Inotuzumab ozogamicin, sold under the brand name Besponsa, is an antibody-drug conjugate medication which the doctors use to treat relapsed or refractory B-cell precursor acute lymphoblastic leukaemia (ALL). In fact, the medication consists of a humanized monoclonal antibody against CD22 (inotuzumab), linked to a cytotoxic agent from the class of calicheamicins called ozogamicin. Experts use Inotuzumab ozogamicin in order to treat relapsed or refractory B-cell precursor acute lymphoblastic leukaemia.
Scientists collaborating at Celltech and Wyeth discovered this drug; and Pfizer which had acquired Wyeth developed it eventually. In fact, the US Food and Drug Administration (FDA) considers it to be a first-in-class medication. In 2017, European Commission and also the FDA approved inotuzumab ozogamicin for the treatment of adults with relapsed or refractory CD22-positive B-cell precursor acute lymphoblastic leukaemia (ALL) in 2017 under the trade name Besponsa.
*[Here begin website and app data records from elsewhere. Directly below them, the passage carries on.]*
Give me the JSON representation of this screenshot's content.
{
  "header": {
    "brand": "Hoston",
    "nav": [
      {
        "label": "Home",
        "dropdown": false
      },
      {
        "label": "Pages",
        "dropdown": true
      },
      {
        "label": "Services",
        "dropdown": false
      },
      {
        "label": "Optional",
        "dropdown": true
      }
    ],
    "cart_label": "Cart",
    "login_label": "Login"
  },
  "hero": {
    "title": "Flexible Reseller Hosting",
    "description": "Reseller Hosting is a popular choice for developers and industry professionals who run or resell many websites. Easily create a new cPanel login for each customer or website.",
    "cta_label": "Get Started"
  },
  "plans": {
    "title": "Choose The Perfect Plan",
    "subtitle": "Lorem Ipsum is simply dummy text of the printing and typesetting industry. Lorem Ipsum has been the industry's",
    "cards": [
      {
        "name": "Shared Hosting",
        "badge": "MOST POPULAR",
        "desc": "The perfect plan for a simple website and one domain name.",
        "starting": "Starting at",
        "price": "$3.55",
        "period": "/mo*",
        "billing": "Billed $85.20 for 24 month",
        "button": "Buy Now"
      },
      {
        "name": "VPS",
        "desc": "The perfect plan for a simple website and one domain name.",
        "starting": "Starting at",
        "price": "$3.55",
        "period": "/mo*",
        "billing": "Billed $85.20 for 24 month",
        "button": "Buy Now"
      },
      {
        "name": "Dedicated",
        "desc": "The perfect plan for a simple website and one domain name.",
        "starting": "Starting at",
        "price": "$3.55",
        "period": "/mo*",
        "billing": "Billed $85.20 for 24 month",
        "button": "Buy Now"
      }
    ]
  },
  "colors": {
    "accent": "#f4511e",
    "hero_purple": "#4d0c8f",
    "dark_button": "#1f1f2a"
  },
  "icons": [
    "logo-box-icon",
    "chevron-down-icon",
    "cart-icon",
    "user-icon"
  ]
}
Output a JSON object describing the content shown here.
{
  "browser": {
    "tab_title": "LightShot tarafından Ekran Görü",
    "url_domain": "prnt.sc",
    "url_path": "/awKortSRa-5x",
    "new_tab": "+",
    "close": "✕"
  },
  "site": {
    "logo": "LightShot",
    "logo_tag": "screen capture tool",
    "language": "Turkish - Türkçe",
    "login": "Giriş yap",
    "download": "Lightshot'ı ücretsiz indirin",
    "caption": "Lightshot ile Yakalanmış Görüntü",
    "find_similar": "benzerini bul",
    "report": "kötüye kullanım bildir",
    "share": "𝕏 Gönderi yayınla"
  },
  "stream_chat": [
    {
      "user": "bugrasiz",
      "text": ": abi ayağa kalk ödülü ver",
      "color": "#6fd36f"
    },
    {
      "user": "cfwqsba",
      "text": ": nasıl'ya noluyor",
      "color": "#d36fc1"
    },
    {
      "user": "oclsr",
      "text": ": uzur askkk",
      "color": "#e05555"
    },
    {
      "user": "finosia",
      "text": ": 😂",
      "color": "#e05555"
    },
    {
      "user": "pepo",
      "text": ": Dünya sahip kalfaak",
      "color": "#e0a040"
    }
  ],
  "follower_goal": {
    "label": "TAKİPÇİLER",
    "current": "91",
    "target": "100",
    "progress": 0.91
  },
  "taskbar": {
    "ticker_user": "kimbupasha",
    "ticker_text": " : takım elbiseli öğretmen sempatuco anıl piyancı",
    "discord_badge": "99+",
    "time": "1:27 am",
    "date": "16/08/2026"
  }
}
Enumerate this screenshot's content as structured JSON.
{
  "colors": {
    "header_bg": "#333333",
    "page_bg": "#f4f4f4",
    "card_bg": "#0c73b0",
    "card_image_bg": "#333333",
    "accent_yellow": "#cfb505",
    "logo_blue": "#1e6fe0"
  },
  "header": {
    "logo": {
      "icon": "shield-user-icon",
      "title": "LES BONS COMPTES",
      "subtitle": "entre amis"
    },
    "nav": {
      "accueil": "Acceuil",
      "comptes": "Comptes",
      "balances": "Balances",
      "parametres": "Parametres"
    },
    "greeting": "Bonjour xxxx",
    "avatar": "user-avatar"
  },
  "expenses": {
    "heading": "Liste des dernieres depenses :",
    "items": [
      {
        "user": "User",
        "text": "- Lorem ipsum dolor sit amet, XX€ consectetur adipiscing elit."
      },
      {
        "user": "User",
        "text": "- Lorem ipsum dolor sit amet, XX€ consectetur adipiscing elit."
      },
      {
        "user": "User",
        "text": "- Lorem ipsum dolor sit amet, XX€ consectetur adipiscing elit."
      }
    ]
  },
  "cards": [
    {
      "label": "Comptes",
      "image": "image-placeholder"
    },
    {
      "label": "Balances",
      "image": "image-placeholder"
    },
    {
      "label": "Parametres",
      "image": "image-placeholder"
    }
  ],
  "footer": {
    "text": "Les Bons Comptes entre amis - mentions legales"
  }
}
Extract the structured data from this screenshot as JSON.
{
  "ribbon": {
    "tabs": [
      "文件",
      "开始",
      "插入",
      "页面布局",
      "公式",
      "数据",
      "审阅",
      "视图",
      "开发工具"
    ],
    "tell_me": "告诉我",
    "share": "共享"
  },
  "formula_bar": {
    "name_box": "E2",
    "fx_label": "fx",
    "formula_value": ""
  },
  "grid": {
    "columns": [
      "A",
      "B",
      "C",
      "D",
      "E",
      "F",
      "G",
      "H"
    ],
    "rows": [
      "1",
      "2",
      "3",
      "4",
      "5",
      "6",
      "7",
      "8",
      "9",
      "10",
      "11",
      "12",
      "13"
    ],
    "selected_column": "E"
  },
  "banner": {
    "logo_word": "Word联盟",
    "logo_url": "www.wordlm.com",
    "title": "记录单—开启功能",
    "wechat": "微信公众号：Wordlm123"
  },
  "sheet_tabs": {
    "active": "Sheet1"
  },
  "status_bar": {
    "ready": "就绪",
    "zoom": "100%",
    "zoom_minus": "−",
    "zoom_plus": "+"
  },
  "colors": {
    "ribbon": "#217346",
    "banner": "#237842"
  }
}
Studies in pregnant animals, the drug caused harm to the fetus at doses less than those used clinically, and so the drug has not been tested in pregnant women. Pregnant women should not take inotuzumab ozogamicin and must not become pregnant while taking it. It is unknown if the drug or its metabolites secretes in breast milk, but women should not breastfeed while taking it and should wait two months after the last dose to start breastfeeding.
Inotuzumab ozogamicin has an approximate molecular weight of 160 kDa. Therefore, the average number of calicheamicin derivative molecules conjugated to each inotuzumab molecule is approximately 6 with a distribution from 2-8. The chemical conjugation of the antibody and also the small molecule components produces Inotuzumab ozogamicin. Mammalian cells produces the antibody; and the Microbial fermentation followed by synthetic modification, produces the semisynthetic calicheamicin derivative.
The antibody component of inotuzumab ozogamicin binds to CD22 receptors, which are, in fact, expressed mostly in B cells. The whole conjugate is then drawn into the cell, where the ozogamicin is cleaved from the antibody by the acidic environment of the lysosome. The ozogamicin eventually travels to the nucleus where it breaks up DNA, causing the cell to die.
How should this medicine be used?
Inotuzumab ozogamicin injection comes as a powder to be mixed with liquid to be injected intravenously (into a vein) by a doctor or nurse in a hospital or medical facility. However, experts usually inject it on days 1, 8, and 15 of a 3- to 4-week cycle. A patient may repeat this cycle every 4 weeks as per the recommendation by your doctor. In fact, the length of your treatment depends on how well your body responds to the medication and the side effects that you experience.
Your doctor may need to interrupt or stop your treatment, lower your dose, or treat you with additional medications, depending on your response to inotuzumab ozogamicin and any side effects that you experience. You will receive certain medications to help prevent a reaction before you receive each dose of inotuzumab ozogamicin. Talk to your doctor about how you are feeling during and after your treatment.
Common side effects of Besponsa include:
- low platelet counts (thrombocytopenia)
- low white blood cell counts
- febrile neutropenia
- transaminases increased
- abdominal pain and diarrhoea
- swelling and sores inside the mouth
- gamma-glutamyltransferase increased
- too much bilirubin in the blood
If you experience any of these symptoms call your doctor immediately or get emergency medical treatment:
- fever, chills, cough, or other signs of infection
- unusual bleeding or bruising
- black and tarry stools
- red blood in stools
- pale skin